    In our resistance to that invasion, we laid the foundation for our economic independence and military strength. The Star-Spangled Banner elegized in the siege of Fort McHenry came to symbolize both resiliency of the new nation and the American character. After the War of 1812, the Star-Spangled Banner anthem inspired a new sense of nationalism. Flag and anthem both remain icons of our national identity.

Touring the Chesapeake Battle Trail
    With its central location on the Eastern Seaboard, network of navigable waterways, robust natural resources and fertile agricultural lands, the Chesapeake was a prime target in the invasion that spread through much of what was the new American nation.
    The best-recognized battle of the War of 1812 is the siege of Fort McHenry, guarding the approach to Baltimore. That 25-hour bombardment produced the rocket’s red glare and enduring flag immortalized in Francis Scott Key’s poem, recognized since 1931 as our national anthem.
    In 2008, that legacy inspired the Star-Spangled Banner National Historic Trail, authorized by Congress to connect the places, people and events that led to the birth of the national anthem during the War of 1812.
    The trail traverses 560 miles of land and water routes in the Chesapeake region of Maryland, Virginia and the District of Columbia where British armies and American defenders travelled and fought. Hundreds of national and state parks, historic sites, museums and scenic views connect in the trail. Each site tells a part of the story of America’s determination to resist the British and secure the homeland.
    The trail begins at Tangier Island, where the British were based, and extends as far north as Havre de Grace. Each site interprets its piece of history in its own way, ranging from commemorative markers to story panels to museums and story-telling park rangers.
    “The Star-Spangled Banner Trail is not just about troop movements and battles,” says Amanda Davis, executive director of the Flag House and Museum in Baltimore. “Sites along the trail tell stories about personalities and life in the 1800s.”
    Davis’ site, for example, was the home of banner seamstress Mary Young Pickersgill.
    In 1813, as Baltimore prepared for an eventual British attack, Major George Armistead, the commander of the militia unit stationed at Fort McHenry, wanted a flag “so large that the British will have no difficulty seeing it from a distance.”
    Just a block from Baltimore’s Inner Harbor lived Mary Young Pickersgill, proprietor of a successful flag-making business. To hand-sew Armistead’s imagined 15-star, 15-stripe, 30-by-42-foot flag in just six weeks, she enlisted her teenaged daughter, two nieces, two free women of color and other seamstresses — likely including her elderly mother, who made flags during the Revolutionary War.
    Mary Pickersgill’s flag was not only speedily made but also well-sewn, as it lasted through the night of the bombardment into our own time.
    The restored original Star-Spangled Banner is on display at the Smithsonian Museum of American History, another site on the Trail. Find the story of its laborious restoration at http://amhistory.si.edu/starspangledbanner/preservation-project.aspx

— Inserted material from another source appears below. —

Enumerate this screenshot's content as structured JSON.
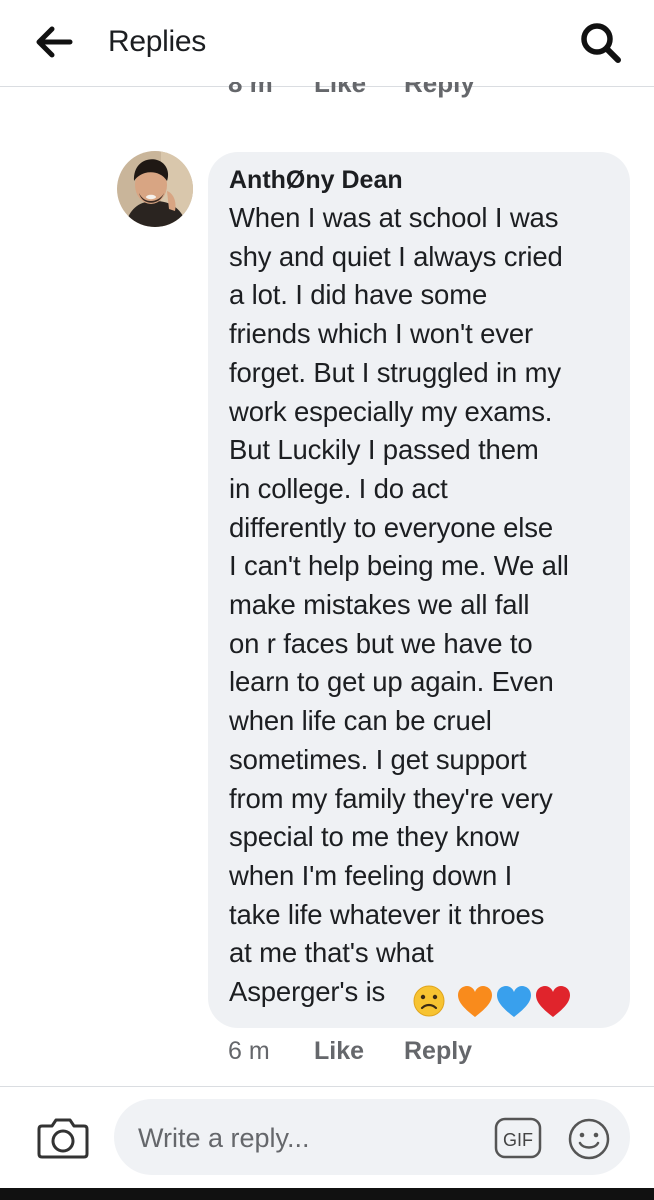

    A replica of the famous banner Pickersgill sewed is displayed at Fort McHenry (www.nps.gov/fomc), also on the Trail.
    To plan your visit by car, boat or bike to the many sites that offer fun, history and patriotic inspiration, download a map of the trail: www.nps.gov/stsp/planyourvisit/maps.htm.